I have just had a lovely long weekend off, and I suppose that is what has precipitated this sensation of being ill-done-by. Even the fact that today it has turned cloudy and cool doesn’t completely assuage my regret that I am no longer sitting in the sun, drinking cold drinks and eating cashews, on a seat overlooking my mother’s large, ramshackle, richly-flowering garden and the fields and woods beyond.

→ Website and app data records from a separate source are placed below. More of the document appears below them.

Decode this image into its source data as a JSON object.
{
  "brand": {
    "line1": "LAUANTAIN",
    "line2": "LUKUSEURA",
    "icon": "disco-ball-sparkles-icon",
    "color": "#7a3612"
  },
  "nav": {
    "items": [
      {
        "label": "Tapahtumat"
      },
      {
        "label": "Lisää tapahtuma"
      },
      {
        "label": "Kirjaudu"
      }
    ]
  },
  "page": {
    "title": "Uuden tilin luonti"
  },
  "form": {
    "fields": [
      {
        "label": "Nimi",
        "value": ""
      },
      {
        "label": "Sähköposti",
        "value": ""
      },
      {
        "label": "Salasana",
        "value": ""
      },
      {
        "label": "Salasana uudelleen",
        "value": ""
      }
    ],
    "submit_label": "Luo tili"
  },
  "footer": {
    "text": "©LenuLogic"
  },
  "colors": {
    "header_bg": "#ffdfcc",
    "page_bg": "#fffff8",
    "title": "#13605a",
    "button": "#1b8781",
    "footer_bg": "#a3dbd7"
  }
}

“Don Carlos” was fantastic: an excellent production, honourable, illuminating and clear, with nothing imposed and no specious directorial tricks cluttering it up; good, striking designs that were visually strong and that used the stage pictures to help tell the story and intensify the atmosphere, an orchestra at the top of their game; and a top-notch cast. It is hard to know who to single out among the singers; hard, indeed, to know where to start in praise of the performance as a whole. It’s an opera I have loved ever since I first heard it; for the wonderful music and for the fact the tragedy is driven by serious issues and not just by a culture that is sentimental about doomed love affairs. To my father’s evident bewilderment, it was the first dvd I bought when he gave me a dvd player – the Chatelet production with the little-and-large act of Alagna and Hampson as Carlo and Posa. That’s a good production, too, but this had the added, immeasurable, benefit of being live. There’s nothing quite like live performance for the additional thrill factor.

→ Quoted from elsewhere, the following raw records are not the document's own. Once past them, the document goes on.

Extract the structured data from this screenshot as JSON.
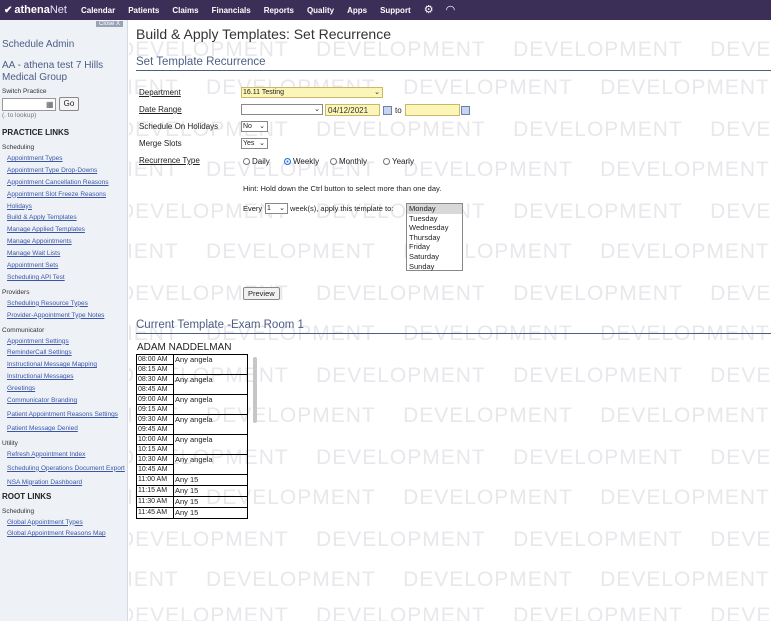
{
  "nav": {
    "logo_main": "athena",
    "logo_net": "Net",
    "items": [
      "Calendar",
      "Patients",
      "Claims",
      "Financials",
      "Reports",
      "Quality",
      "Apps",
      "Support"
    ]
  },
  "sidebar": {
    "close_label": "Close X",
    "title": "Schedule Admin",
    "practice_name": "AA - athena test 7 Hills Medical Group",
    "switch_label": "Switch Practice",
    "switch_input_value": "",
    "go_label": "Go",
    "lookup_hint": "(. to lookup)",
    "practice_links_heading": "PRACTICE LINKS",
    "groups": [
      {
        "label": "Scheduling",
        "links": [
          "Appointment Types",
          "Appointment Type Drop-Downs",
          "Appointment Cancellation Reasons",
          "Appointment Slot Freeze Reasons",
          "Holidays",
          "Build & Apply Templates",
          "Manage Applied Templates",
          "Manage Appointments",
          "Manage Wait Lists",
          "Appointment Sets",
          "Scheduling API Test"
        ]
      },
      {
        "label": "Providers",
        "links": [
          "Scheduling Resource Types",
          "Provider-Appointment Type Notes"
        ]
      },
      {
        "label": "Communicator",
        "links": [
          "Appointment Settings",
          "ReminderCall Settings",
          "Instructional Message Mapping",
          "Instructional Messages",
          "Greetings",
          "Communicator Branding",
          "Patient Appointment Reasons Settings",
          "Patient Message Denied"
        ]
      },
      {
        "label": "Utility",
        "links": [
          "Refresh Appointment Index",
          "Scheduling Operations Document Export",
          "NSA Migration Dashboard"
        ]
      }
    ],
    "root_links_heading": "ROOT LINKS",
    "root_groups": [
      {
        "label": "Scheduling",
        "links": [
          "Global Appointment Types",
          "Global Appointment Reasons Map"
        ]
      }
    ]
  },
  "main": {
    "page_title": "Build & Apply Templates: Set Recurrence",
    "section_title": "Set Template Recurrence",
    "watermark": "DEVELOPMENT",
    "form": {
      "department_label": "Department",
      "department_value": "16.11 Testing",
      "date_range_label": "Date Range",
      "date_range_type_value": "",
      "date_start": "04/12/2021",
      "to_label": "to",
      "date_end": "",
      "holidays_label": "Schedule On Holidays",
      "holidays_value": "No",
      "merge_label": "Merge Slots",
      "merge_value": "Yes",
      "recurrence_label": "Recurrence Type",
      "recurrence_options": [
        "Daily",
        "Weekly",
        "Monthly",
        "Yearly"
      ],
      "recurrence_selected": "Weekly",
      "hint": "Hint: Hold down the Ctrl button to select more than one day.",
      "every_label": "Every",
      "every_value": "1",
      "every_suffix": "week(s), apply this template to:",
      "days": [
        "Monday",
        "Tuesday",
        "Wednesday",
        "Thursday",
        "Friday",
        "Saturday",
        "Sunday"
      ],
      "days_selected": "Monday",
      "preview_label": "Preview"
    },
    "current_template_title": "Current Template -Exam Room 1",
    "provider": "ADAM NADDELMAN",
    "slots": [
      {
        "times": [
          "08:00 AM",
          "08:15 AM"
        ],
        "name": "Any angela"
      },
      {
        "times": [
          "08:30 AM",
          "08:45 AM"
        ],
        "name": "Any angela"
      },
      {
        "times": [
          "09:00 AM",
          "09:15 AM"
        ],
        "name": "Any angela"
      },
      {
        "times": [
          "09:30 AM",
          "09:45 AM"
        ],
        "name": "Any angela"
      },
      {
        "times": [
          "10:00 AM",
          "10:15 AM"
        ],
        "name": "Any angela"
      },
      {
        "times": [
          "10:30 AM",
          "10:45 AM"
        ],
        "name": "Any angela"
      },
      {
        "times": [
          "11:00 AM"
        ],
        "name": "Any 15"
      },
      {
        "times": [
          "11:15 AM"
        ],
        "name": "Any 15"
      },
      {
        "times": [
          "11:30 AM"
        ],
        "name": "Any 15"
      },
      {
        "times": [
          "11:45 AM"
        ],
        "name": "Any 15"
      }
    ]
  }
}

Jonas Kaufmann was a wonderful Carlos. His voice is a thing of beauty, manly, bronze-coloured and baritonal, strong yet with the delicacy to move into an exquisite mezza voce; I would even venture to say I was reminded of recordings of Jussi Bjorling, and for me, you can’t say better than that. Factor in on top of this the fact that he looks the part and he can act, and you have one very happy Dent. This Don Carlos was not merely a sad and misunderstood boy, but clearly unbalanced from the start; painfully shy, then sliding rapidly into real neurosis and moments of wild hysteria. The character’s tragic lack of self-control was all the more intense when compared with the lucid and almost calculating intelligence of Simon Keenlyside’s marvellous Posa; (Favourite Baritone done good - that's Favourite Baritone, above, by the way; picture reproduced, with grateful thanks, from

Marina Poplavskaya was a steely, exciting Elisabetta, John Tomlinson a scary Grand Inquisitor, and Ferruccio Furlanetto a tremendous, deeply complex King Philip; a figure almost as tragic as his son, full of fire, anguish and iron, bitterly lonely, cruel and troubled by his cruelty… He has such a rich, warm voice, yet conveyed a man capable of implacable coldness, eternally harsh towards the son whose own flailing character he cannot cope with; then consumed with grief as, alone, his voice blanched and empty, he struggles to come to terms with his loveless marriage and broken family life. The confrontation with Posa was almost unbearably intense; two great singer-actors, both at the peak of their powers, performing with heartfelt conviction and stunning musicality, as these two intelligent men face up to one another, pushing and pulling at the tensions and the power-play between them. The King shifts from anger to sudden respect as suddenly he sees the thing he has been longing for, an honest and honourable man who will tell him the truth, but he is agonisingly aware that the opening out of possibilities this offers him is an illusion; his heir is the volatile and disturbed Carlos, not this decent, brave, rational man who will take such staggering risks for what he believes in. In the moment when Posa challenges Philip outright, crying out, in response to the King’s claim to bring peace, that this will be only “la pace del sepolcro!” – and the whole orchestra explodes with a huge blast of fury to back him – this production puts him upstage, suddenly completely dominant and literally rounding upon the king, yet with arms outstretched in an almost Christ-like gesture; a veritable embodiment of moral force before which Philip visibly falls back…

It was a hell of an evening.

The rest of the weekend was taken up with a trip to a food festival (much sampling, of goodies wildly assorted, and subsequent mild indigestion), a trip to Challock church to see the murals, a couple of nice pub lunches, some walks and a fair amount of sitting in the sun.

I’ll write more about the food festival and the murals another time.

No comments: